workpaper. The next question was whether the extra time
spent by the face-to-face group led to increased effectiveness.
prior-year going-concern evaluation workpaper indicated
positive financial conditions at the hypothetical company.
On the other hand, the current-year evidence provided to
all auditors indicated a significant decline in business
conditions. Three audit experts—two senior managers
and a partner—were asked to evaluate the hypothetical
company and to provide an expert response, on a 15-point
going-concern evaluation scale ranging from -- 7 (the going
concern assumption is definitely not reasonable) to +7 (the
going-concern assumption is definitely reasonable). The
experts provided an average response of 0.67, very nearly
neutral. The face-to-face group’s average judgment,
0.60, was remarkably close to the experts and suggests that
their extra time was well spent. The e-review group’s
average going-concern judgment, 2.57, indicated that it
was less likely to recognize the current-year decline in
business conditions. Thus, while preparers anticipating
a face-to-face review were less efficient at the task (i.e.,
took considerably more time), they were more likely to identify
the going-concern issue.
in the e-review group may have attempted to save time by
relying more heavily on the prior-year going-concern evaluation.
Given the current-year change in conditions, this reliance
caused them to overestimate the entity’s ability to
continue as a going concern. This supposition is supported
by the fact that the e-review auditors spent more time examining
the prior year’s workpapers and less time considering
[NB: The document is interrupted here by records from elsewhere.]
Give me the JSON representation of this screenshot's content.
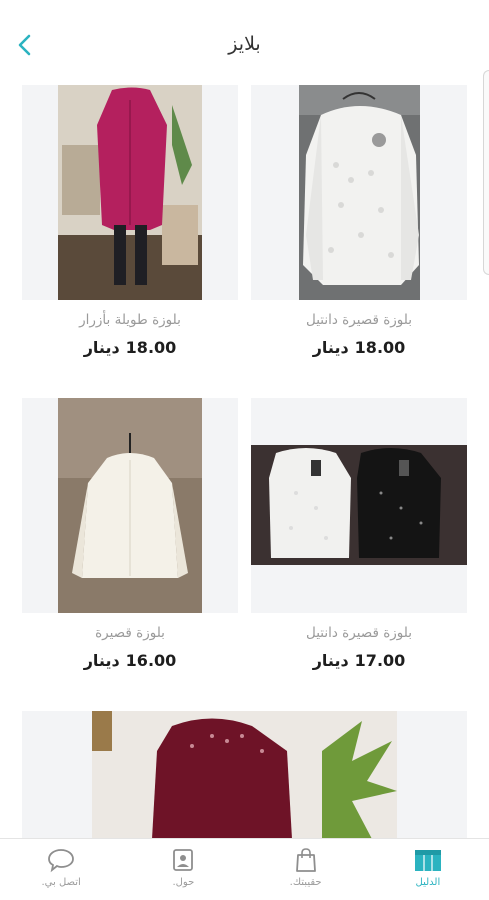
{
  "header": {
    "title": "بلايز",
    "back_icon": "chevron-left-icon"
  },
  "colors": {
    "accent": "#2bb3c0",
    "tile_bg": "#f3f4f6",
    "muted": "#9a9a9a"
  },
  "products": [
    {
      "name": "بلوزة قصيرة دانتيل",
      "price": "18.00",
      "currency": "دينار"
    },
    {
      "name": "بلوزة طويلة بأزرار",
      "price": "18.00",
      "currency": "دينار"
    },
    {
      "name": "بلوزة قصيرة دانتيل",
      "price": "17.00",
      "currency": "دينار"
    },
    {
      "name": "بلوزة قصيرة",
      "price": "16.00",
      "currency": "دينار"
    }
  ],
  "bottom_nav": {
    "items": [
      {
        "label": "اتصل بي.",
        "icon": "chat-bubble-icon"
      },
      {
        "label": "حول.",
        "icon": "profile-card-icon"
      },
      {
        "label": "حقيبتك.",
        "icon": "shopping-bag-icon"
      },
      {
        "label": "الدليل",
        "icon": "catalog-icon",
        "active": true
      }
    ]
  }
}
the current-year evidence than did the auditors expecting
a face-to-face review.
and Audit Effectiveness
survey results indicate that, when confronted with a complex
task, auditors that anticipate different forms of review
perceive different levels of accountability, which, in turn,
leads to differences in performance. While both groups are
likely concerned with audit effectiveness, auditors anticipating
a face-to-face review appeared to be relatively more concerned
with their effectiveness. On the other hand, e-review auditors
seemed to be more concerned about staying within their time
that the review method used can affect how preparers balance
audit efficiency and effectiveness, reviewers may want to
try matching the review method to the audit task at hand.
For complex and risky audit areas, letting staff know about
an impending face-to-face review may result in increased
effort. For less complex or less risky areas, an e-review
approach might draw out a more appropriate level of audit
effort, while ensuring that budgets are met. Another way
to avoid the downsides of each review method might be to
combine the two techniques. An e-review might be followed
up with a telephone call. Face-to-face reviews could incorporate
a discussion of budget concerns and the possibility of overauditing.
Last, mixing up review techniques may make review formats
of how reviews are performed, reviewers should be aware
that the method used may have implications for the effectiveness
and efficiency of audit engagements.
F. Brazel, PhD, is an assistant professor of accounting
at the college of management, North Carolina State University,
Christopher P. Agoglia, PhD, is an associate
professor of accounting at the Bennett S. LeBow College of
Business, Drexel University, Philadelphia, Penn.
Richard C. Hatfield, PhD, is an associate
professor of accounting at the college of business, University
of Texas at San Antonio.